Michigan residents unravel education funding

By Stephanie Hernandez McGavin
The Meridian Times

In the barrage of budget proposals, school funding bills and teacher retirement benefit reforms, Michigan residents help explain the current state of Michigan education. The Proposed Budget
Although Gov. Rick Snyder proposed a $75 per pupil increase in his budget, Okemos Public Schools director of finance Robert Clark said the fixed cost of foundation allowances does not account for natural cost increases in schools. The foundation allowance, which combines local and state funds and allocates a per pupil amount to each school district, is $8,099 per student in Okemos schools. Clark said that if the enrollment in Okemos schools did not continue to increase, as it currently is, the schools could not remain “above water.”

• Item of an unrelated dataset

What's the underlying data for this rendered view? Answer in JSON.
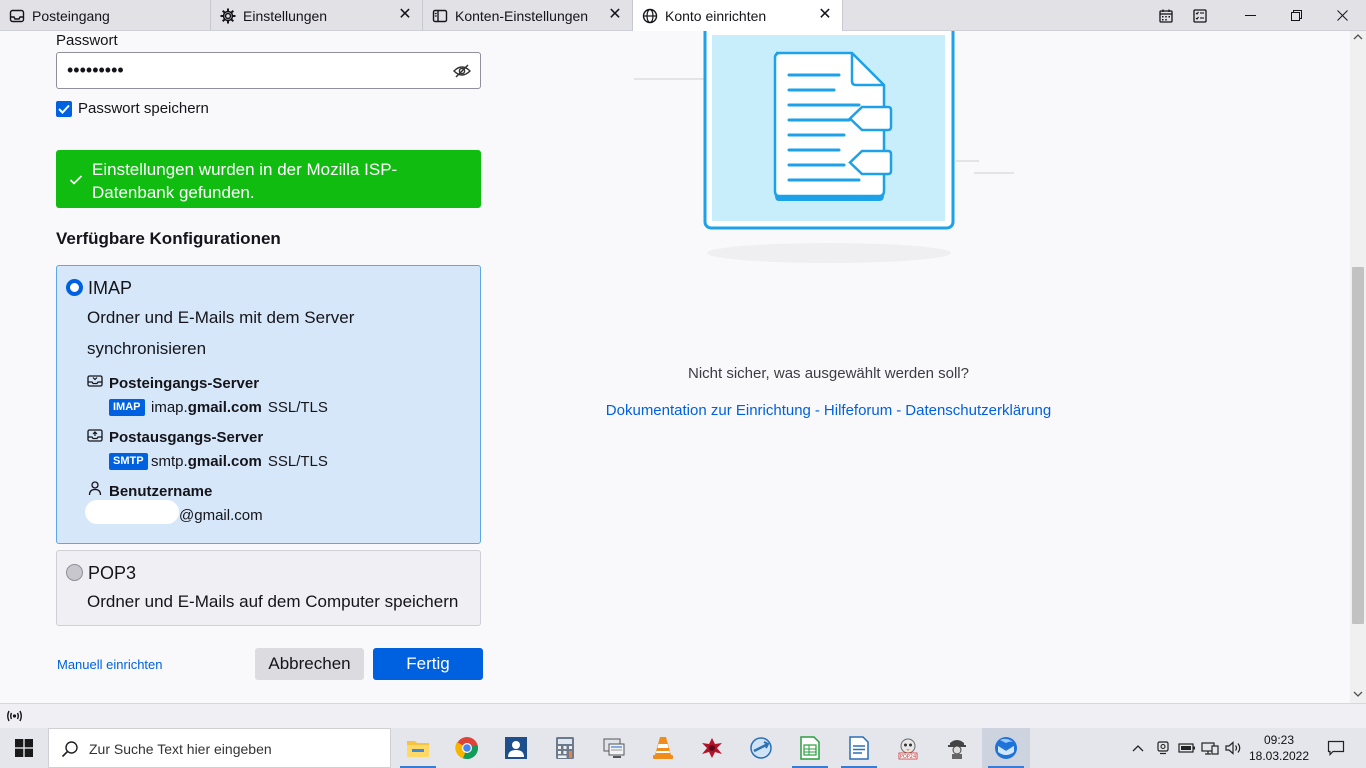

Clark said that dependance on foundation allowances leads to the inability to offset natural increasing costs like inflation, insurance premiums and contractual teacher pay increases. The Okemos school district was already facing budget cuts that forced it to freeze teachers’ salaries and pensions, search for less experienced—and cheaper—teachers and reduce health care quality and coverage.

Pensions biggest change to Intermediate School District budget

By Maleah Egelston
Ingham County Chronicle staff writer

The Ingham Intermediate Board of Education’s audit report showed that it was under budget for the 2012-2013 school year. Auditing is part of the school district’s financial routine in order to keep the district transparent, said Lonnie Thomas, district public relations and communication assistant. Bruce Dunn, a CPA from Maner Costerisan who prepared the report, said that the biggest changes in last year’s budget was the new pension system the district had to implement. The pension changes resulted from the 2012 Pension Reform Act, which set new standards for school employees’ pensions including capping employer contributions, limiting the coverage of retired employees and changing employees’ options for health coverage. These changes increased the cost of the school district’s pension plan from $4 million to $5.3 million over the last school year.